The state of Maryland suffered the loss of more than 1,000 lives in the 20-year period between 1980 and 2000 as a result of diseases caused asbestos exposure. This equates to a rate of roughly 1 in 5,000 of the Maryland population, a rate above the national average. Additionally, over half these deaths occurred within Baltimore County.  Maryland's rural counties experienced fewer deaths due to asbestos diseases, reporting only three in the same period before 2000, though this was still higher than other rural areas of the United States. In addition to mesothelioma cancer, asbestos can cause the disease asbestosis, which is scarring and thickening of lung tissue caused by inhaled asbestos fibers. Asbestosis was responsible for more than 60 percent of the Maryland deaths.

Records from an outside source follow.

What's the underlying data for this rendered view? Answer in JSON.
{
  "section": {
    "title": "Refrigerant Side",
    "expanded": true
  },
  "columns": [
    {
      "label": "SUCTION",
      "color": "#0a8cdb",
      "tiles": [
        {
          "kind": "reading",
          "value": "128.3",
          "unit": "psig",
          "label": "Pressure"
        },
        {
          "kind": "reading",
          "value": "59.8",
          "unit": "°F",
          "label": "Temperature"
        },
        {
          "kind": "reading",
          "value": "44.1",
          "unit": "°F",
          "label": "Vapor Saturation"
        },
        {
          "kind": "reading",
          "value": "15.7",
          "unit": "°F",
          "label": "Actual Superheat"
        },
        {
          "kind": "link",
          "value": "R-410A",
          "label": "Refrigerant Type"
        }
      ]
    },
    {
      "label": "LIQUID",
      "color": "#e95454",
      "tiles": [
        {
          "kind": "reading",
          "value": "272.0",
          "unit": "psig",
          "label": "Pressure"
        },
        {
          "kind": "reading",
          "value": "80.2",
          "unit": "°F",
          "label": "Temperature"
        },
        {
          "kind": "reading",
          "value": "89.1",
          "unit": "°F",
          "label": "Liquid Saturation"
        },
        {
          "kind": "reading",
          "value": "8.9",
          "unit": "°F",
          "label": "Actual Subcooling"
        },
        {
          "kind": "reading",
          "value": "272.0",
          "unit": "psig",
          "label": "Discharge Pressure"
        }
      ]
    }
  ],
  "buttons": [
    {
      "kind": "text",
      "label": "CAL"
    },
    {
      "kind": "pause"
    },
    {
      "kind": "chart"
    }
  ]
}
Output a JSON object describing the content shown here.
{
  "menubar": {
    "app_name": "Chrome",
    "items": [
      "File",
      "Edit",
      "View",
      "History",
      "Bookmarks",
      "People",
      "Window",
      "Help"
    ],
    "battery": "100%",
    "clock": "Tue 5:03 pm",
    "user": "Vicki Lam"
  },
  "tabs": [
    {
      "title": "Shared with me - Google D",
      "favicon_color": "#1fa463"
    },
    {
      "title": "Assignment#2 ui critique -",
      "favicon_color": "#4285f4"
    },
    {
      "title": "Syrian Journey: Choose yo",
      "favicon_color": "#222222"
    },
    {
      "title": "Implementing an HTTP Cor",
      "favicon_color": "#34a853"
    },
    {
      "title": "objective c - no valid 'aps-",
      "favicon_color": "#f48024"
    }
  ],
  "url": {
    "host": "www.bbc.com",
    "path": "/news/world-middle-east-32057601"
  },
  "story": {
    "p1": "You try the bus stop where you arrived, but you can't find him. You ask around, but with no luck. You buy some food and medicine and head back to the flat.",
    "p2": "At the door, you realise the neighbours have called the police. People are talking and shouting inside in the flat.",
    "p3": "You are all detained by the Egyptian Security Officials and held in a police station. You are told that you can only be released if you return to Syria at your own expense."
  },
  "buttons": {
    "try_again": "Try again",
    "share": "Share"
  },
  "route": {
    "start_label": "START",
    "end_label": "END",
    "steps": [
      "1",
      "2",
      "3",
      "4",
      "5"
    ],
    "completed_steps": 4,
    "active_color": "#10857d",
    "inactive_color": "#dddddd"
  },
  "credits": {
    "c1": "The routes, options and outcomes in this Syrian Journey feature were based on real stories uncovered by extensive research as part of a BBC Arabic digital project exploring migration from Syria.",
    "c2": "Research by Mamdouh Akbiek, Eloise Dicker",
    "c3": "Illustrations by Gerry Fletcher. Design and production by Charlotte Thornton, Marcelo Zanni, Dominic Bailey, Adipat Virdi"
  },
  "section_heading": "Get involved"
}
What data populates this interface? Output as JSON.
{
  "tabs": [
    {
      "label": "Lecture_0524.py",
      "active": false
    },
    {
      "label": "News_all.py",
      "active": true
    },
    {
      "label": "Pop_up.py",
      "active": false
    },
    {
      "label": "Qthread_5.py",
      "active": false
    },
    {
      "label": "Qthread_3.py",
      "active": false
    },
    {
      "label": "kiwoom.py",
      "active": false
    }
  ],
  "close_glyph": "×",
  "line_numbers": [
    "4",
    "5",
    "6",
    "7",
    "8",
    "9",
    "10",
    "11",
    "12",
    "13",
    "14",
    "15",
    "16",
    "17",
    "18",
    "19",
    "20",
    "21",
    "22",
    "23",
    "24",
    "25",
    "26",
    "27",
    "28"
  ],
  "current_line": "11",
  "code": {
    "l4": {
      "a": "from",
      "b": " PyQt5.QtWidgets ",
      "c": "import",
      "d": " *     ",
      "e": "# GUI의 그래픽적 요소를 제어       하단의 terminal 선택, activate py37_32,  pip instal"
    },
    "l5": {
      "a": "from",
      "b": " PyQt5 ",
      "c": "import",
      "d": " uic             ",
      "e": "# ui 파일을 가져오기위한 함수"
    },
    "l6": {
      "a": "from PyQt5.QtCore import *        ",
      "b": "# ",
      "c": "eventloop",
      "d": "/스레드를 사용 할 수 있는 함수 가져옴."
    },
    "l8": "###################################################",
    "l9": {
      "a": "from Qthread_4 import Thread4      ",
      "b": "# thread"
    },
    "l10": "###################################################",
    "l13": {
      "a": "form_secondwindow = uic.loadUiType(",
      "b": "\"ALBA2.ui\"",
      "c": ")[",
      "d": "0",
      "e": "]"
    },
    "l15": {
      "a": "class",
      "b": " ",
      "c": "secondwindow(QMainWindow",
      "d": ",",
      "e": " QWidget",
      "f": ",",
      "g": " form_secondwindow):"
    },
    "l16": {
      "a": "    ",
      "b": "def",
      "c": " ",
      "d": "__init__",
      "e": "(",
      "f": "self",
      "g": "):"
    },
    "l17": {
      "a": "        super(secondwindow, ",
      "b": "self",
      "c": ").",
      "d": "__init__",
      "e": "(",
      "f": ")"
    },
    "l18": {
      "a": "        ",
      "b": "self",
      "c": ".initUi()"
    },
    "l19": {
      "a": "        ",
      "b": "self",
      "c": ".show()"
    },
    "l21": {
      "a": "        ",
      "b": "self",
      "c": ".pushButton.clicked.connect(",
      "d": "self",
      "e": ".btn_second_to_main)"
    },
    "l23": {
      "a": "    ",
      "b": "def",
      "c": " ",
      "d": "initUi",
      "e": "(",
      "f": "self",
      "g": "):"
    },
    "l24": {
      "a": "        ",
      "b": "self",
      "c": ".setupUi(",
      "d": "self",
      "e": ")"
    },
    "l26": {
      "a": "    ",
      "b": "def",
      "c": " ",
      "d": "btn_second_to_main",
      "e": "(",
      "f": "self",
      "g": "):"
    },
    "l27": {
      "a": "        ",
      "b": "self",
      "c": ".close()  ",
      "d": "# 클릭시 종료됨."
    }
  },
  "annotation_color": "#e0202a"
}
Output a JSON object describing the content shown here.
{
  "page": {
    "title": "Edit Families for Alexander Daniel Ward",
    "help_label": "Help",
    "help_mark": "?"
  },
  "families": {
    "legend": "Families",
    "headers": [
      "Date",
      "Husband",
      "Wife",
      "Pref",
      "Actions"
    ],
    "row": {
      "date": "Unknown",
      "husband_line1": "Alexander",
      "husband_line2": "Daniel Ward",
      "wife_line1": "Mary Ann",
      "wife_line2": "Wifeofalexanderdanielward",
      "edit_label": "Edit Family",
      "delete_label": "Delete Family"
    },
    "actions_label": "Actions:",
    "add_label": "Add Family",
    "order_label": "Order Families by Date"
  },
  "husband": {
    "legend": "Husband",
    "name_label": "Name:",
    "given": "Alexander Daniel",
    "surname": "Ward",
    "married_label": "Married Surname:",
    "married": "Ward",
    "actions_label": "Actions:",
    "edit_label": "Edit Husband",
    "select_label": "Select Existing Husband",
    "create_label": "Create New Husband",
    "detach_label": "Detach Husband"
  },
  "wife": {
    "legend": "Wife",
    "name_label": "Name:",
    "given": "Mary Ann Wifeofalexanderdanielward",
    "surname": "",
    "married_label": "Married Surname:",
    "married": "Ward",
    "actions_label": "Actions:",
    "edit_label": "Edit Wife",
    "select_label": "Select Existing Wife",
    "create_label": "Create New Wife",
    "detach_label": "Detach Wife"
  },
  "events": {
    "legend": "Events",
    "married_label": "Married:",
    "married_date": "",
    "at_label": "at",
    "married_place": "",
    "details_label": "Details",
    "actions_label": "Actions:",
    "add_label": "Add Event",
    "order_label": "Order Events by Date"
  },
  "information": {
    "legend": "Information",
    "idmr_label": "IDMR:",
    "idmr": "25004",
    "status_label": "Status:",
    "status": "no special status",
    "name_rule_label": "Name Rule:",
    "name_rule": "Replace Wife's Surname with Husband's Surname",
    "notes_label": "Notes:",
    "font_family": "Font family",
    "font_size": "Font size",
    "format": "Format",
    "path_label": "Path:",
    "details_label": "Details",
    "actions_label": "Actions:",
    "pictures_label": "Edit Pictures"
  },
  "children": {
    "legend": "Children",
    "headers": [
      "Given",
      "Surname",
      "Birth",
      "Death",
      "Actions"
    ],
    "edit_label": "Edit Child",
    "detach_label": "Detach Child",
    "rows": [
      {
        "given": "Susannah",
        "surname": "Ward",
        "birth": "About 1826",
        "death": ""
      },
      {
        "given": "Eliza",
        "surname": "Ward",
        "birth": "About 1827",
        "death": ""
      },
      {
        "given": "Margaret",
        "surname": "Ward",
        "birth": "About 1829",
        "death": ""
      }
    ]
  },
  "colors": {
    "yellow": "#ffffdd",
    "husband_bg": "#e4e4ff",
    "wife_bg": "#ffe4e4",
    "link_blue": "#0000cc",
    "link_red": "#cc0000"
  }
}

More common than asbestos-related cancer, this disease may not occur until decades after exposure. It is a progressive chronic disease that is often treatable, if it is found early enough. Shipyard workers are notoriously at risk for asbestos exposure. In an effort to prevent fires at sea, asbestos has been widely used in shipbuilding, leading to the higher exposure rates. In a coastal state like Maryland with the Chesapeake Bay and Baltimore Harbor at hand, shipbuilding is both a military and civilian operation. Portland cement, a regular ingredient in concrete, grout and mortar, has been mixed with asbestos fibers by at least one Maryland construction firm, and may have been used in significant building projects that are now showing problems. Other workers at risk include those in power plants, where asbestos materials were frequently used as electrical insulators. They have been found in electrical cloth tape, lagging insulation used prevent heat dispersion, and generator and turbine components. One study presented in 2007 revealed that in chest x-rays of Puerto Rican power plant employees, 13 percent contained some kind of an anomaly. All types of asbestos are toxic. The most common type used in power plants, amphibole, has hard, spear-shaped fibers that reportedly cause the cellular mutations that can lead to cancer. The type most commonly associated with asbestos is mesothelioma, a rare form, but one which is often fatal because it is rarely diagnosed until it has significantly advanced.